Some Democrats Want to Give Biden War Powers to Fight China Over Taiwan

Rep. Elaine Luria made the case in an op-ed for The Washington Post

There is an ongoing debate between centrist Democrats and progressives in Washington over giving President Biden war powers to go to war with China in the case that Beijing invades Taiwan, Foreign Policy reported on Wednesday.

The centrists are in favor of expanding Biden’s authorities even though any military action against China risks nuclear war, while the progressives favor the current policy.

One Democrat in the House, Rep. Elaine Luria (D-VA), the House Foreign Affairs Committee vice-chair, made the case to give Biden the war powers in an op-ed for The Washington Post.

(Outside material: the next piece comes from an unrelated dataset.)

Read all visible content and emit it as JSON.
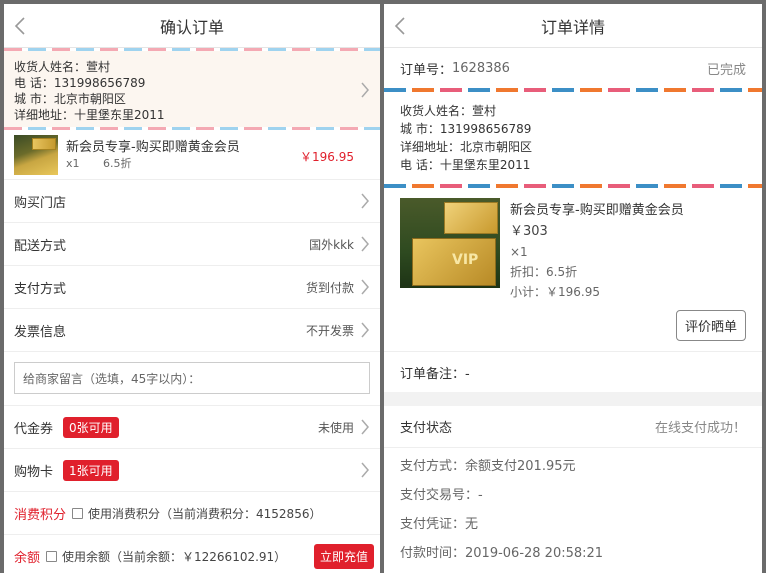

Luria’s concern is that if China moves to take Taiwan, getting authorization from Congress would take too long. “So if you can’t act quickly enough, China overwhelmingly takes Taiwan,” she told Foreign Policy.

Luria frames the need for authorization to fight China as necessary to “de-escalate” the situation despite the obvious risks. “Without the ability for the president to react immediately, any delay would prevent the United States from responding, at a lower level of conflict, to repel an invasion and de-escalate the situation,” she wrote in the Post.

Republican hawks have already drawn up legislation that would give Biden the authority to go to war with China over Taiwan. “My Republican colleagues introduced the Taiwan Invasion Prevention Act in February to grant the president the authority to act against an invasion of Taiwan and prevent a fait accompli. This act is a good starting point to address a legal dilemma,” Luria said in the Post.

The Taiwan Invasion Prevention Act would authorize “the President to use the Armed Forces to defend Taiwan against a direct attack by China’s military, a taking of Taiwan’s territory by China, or a threat that endangers the lives of civilians in Taiwan or members of Taiwan’s military.”

Matt Duss, an aide to Senator Bernie Sanders (D-VT), told Foreign policy that the current policy of not committing to defending Taiwan, known as “strategic ambiguity,” shouldn’t be changed.

“A policy of ambiguity may not be the most emotionally satisfying for DC hawks, but it’s working,” Duss said. “The dangers of creating another open-ended war authorization should be obvious.”

The renewed debate was sparked by China’s recent flights into Taiwan’s air defense identification zone (ADIZ), which have been falsely portrayed as airspace violations by Western media. An ADIZ is an area where a country wants foreign aircraft to identify itself. The concept is not covered by any international laws or treaties, and the Chinese warplanes usually enter the southwest corner of the ADIZ, nowhere near the island of Taiwan.

Missing from most reports on China’s ADIZ flights is how much the US has increased its military activity in the region. Beijing’s moves around Taiwan are clearly fueled by the US’s presence and Washington’s steps to boost ties with Taipei. A change in policy in the form of a war powers authorization would only raise tensions in the region and make a conflict more likely.

Author: Dave DeCamp

Dave DeCamp is the news editor of, follow him on Twitter @decampdave.